- Opening Delimiter -

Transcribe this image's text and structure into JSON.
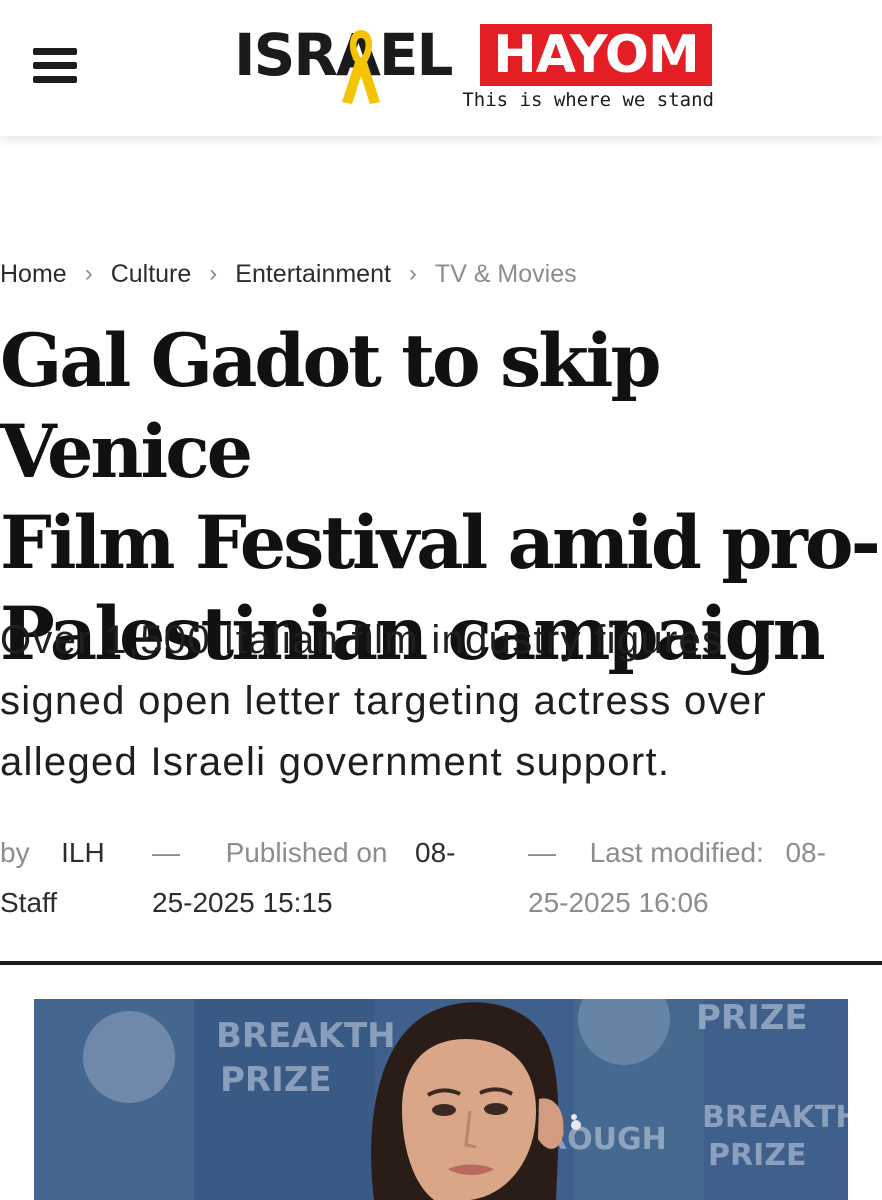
{
  "header": {
    "menu_icon": "hamburger-menu-icon",
    "logo": {
      "word_left": "ISRAEL",
      "word_right": "HAYOM",
      "tagline": "This is where we stand"
    }
  },
  "breadcrumb": {
    "items": [
      "Home",
      "Culture",
      "Entertainment",
      "TV & Movies"
    ],
    "separator_icon": "chevron-right-icon"
  },
  "article": {
    "headline_lines": [
      "Gal Gadot to skip Venice",
      "Film Festival amid pro-",
      "Palestinian campaign"
    ],
    "subheadline_lines": [
      "Over 1,500 Italian film industry figures",
      "signed open letter targeting actress over",
      "alleged Israeli government support."
    ],
    "meta": {
      "by_label": "by",
      "author_line1": "ILH",
      "author_line2": "Staff",
      "dash": "—",
      "published_label": "Published on",
      "published_line1": "08-",
      "published_line2": "25-2025 15:15",
      "modified_label": "Last modified:",
      "modified_line1": "08-",
      "modified_line2": "25-2025 16:06"
    },
    "hero_image": {
      "backdrop_text": [
        "BREAKTH",
        "PRIZE",
        "PRIZE",
        "ROUGH",
        "BREAKTHRO",
        "PRIZE"
      ]
    }
  },
  "colors": {
    "brand_red": "#e31e24",
    "ribbon_yellow": "#f5c400",
    "text_dark": "#111111",
    "text_muted": "#8d8d8d",
    "backdrop_blue": "#3f5f8c"
  }
}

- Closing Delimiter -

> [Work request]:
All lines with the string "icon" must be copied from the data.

> [Result]:
    "menu_icon": "hamburger-menu-icon",
    "separator_icon": "chevron-right-icon"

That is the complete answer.